Directions for this task:
Without any images, write the data out exactly as it appears.

Dataset rows for apps and sites:

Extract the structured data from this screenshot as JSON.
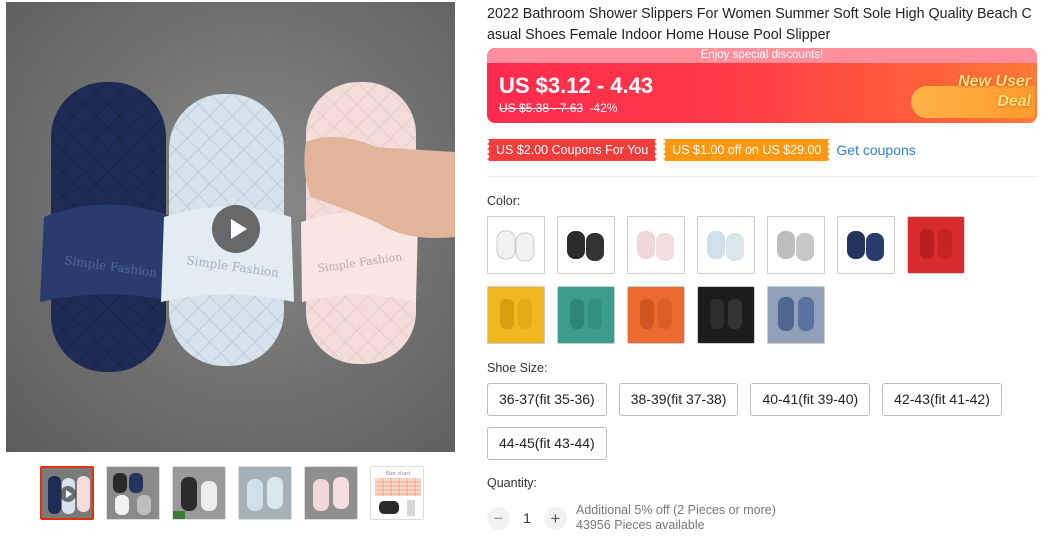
{
  "product": {
    "title": "2022 Bathroom Shower Slippers For Women Summer Soft Sole High Quality Beach Casual Shoes Female Indoor Home House Pool Slipper"
  },
  "gallery": {
    "main_image_alt": "Three slippers (navy, light blue, pink) on gray floor",
    "video_icon": "play-icon",
    "thumbnails": [
      "thumb-1",
      "thumb-2",
      "thumb-3",
      "thumb-4",
      "thumb-5",
      "size-chart"
    ],
    "size_chart_caption": "Size chart"
  },
  "price": {
    "promo_strip": "Enjoy special discounts!",
    "current": "US $3.12 - 4.43",
    "original": "US $5.38 - 7.63",
    "discount": "-42%",
    "badge_line1": "New User",
    "badge_line2": "Deal"
  },
  "coupons": [
    {
      "label": "US $2.00 Coupons For You",
      "color": "#f33d3d"
    },
    {
      "label": "US $1.00 off on US $29.00",
      "color": "#ff9810"
    }
  ],
  "get_coupons_label": "Get coupons",
  "color": {
    "label": "Color:",
    "options": [
      {
        "name": "white",
        "color": "#f2f2f2"
      },
      {
        "name": "black",
        "color": "#2b2b2b"
      },
      {
        "name": "pink",
        "color": "#f1d6da"
      },
      {
        "name": "light-blue",
        "color": "#cfe0ea"
      },
      {
        "name": "gray",
        "color": "#bdbdbd"
      },
      {
        "name": "navy",
        "color": "#23335a"
      },
      {
        "name": "red",
        "color": "#d92c2f"
      },
      {
        "name": "yellow",
        "color": "#f0b820"
      },
      {
        "name": "green",
        "color": "#3b9d8c"
      },
      {
        "name": "orange",
        "color": "#ea6a30"
      },
      {
        "name": "black-2",
        "color": "#1c1c1c"
      },
      {
        "name": "blue-gray",
        "color": "#4f6690"
      }
    ]
  },
  "shoe_size": {
    "label": "Shoe Size:",
    "options": [
      "36-37(fit 35-36)",
      "38-39(fit 37-38)",
      "40-41(fit 39-40)",
      "42-43(fit 41-42)",
      "44-45(fit 43-44)"
    ]
  },
  "quantity": {
    "label": "Quantity:",
    "value": "1",
    "minus": "−",
    "plus": "+",
    "offer": "Additional 5% off (2 Pieces or more)",
    "available": "43956 Pieces available"
  }
}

Task response:
Extract the structured data from this screenshot as JSON.
{
  "product": {
    "title": "2022 Bathroom Shower Slippers For Women Summer Soft Sole High Quality Beach Casual Shoes Female Indoor Home House Pool Slipper"
  },
  "gallery": {
    "main_image_alt": "Three slippers (navy, light blue, pink) on gray floor",
    "video_icon": "play-icon",
    "thumbnails": [
      "thumb-1",
      "thumb-2",
      "thumb-3",
      "thumb-4",
      "thumb-5",
      "size-chart"
    ],
    "size_chart_caption": "Size chart"
  },
  "price": {
    "promo_strip": "Enjoy special discounts!",
    "current": "US $3.12 - 4.43",
    "original": "US $5.38 - 7.63",
    "discount": "-42%",
    "badge_line1": "New User",
    "badge_line2": "Deal"
  },
  "coupons": [
    {
      "label": "US $2.00 Coupons For You",
      "color": "#f33d3d"
    },
    {
      "label": "US $1.00 off on US $29.00",
      "color": "#ff9810"
    }
  ],
  "get_coupons_label": "Get coupons",
  "color": {
    "label": "Color:",
    "options": [
      {
        "name": "white",
        "color": "#f2f2f2"
      },
      {
        "name": "black",
        "color": "#2b2b2b"
      },
      {
        "name": "pink",
        "color": "#f1d6da"
      },
      {
        "name": "light-blue",
        "color": "#cfe0ea"
      },
      {
        "name": "gray",
        "color": "#bdbdbd"
      },
      {
        "name": "navy",
        "color": "#23335a"
      },
      {
        "name": "red",
        "color": "#d92c2f"
      },
      {
        "name": "yellow",
        "color": "#f0b820"
      },
      {
        "name": "green",
        "color": "#3b9d8c"
      },
      {
        "name": "orange",
        "color": "#ea6a30"
      },
      {
        "name": "black-2",
        "color": "#1c1c1c"
      },
      {
        "name": "blue-gray",
        "color": "#4f6690"
      }
    ]
  },
  "shoe_size": {
    "label": "Shoe Size:",
    "options": [
      "36-37(fit 35-36)",
      "38-39(fit 37-38)",
      "40-41(fit 39-40)",
      "42-43(fit 41-42)",
      "44-45(fit 43-44)"
    ]
  },
  "quantity": {
    "label": "Quantity:",
    "value": "1",
    "minus": "−",
    "plus": "+",
    "offer": "Additional 5% off (2 Pieces or more)",
    "available": "43956 Pieces available"
  }
}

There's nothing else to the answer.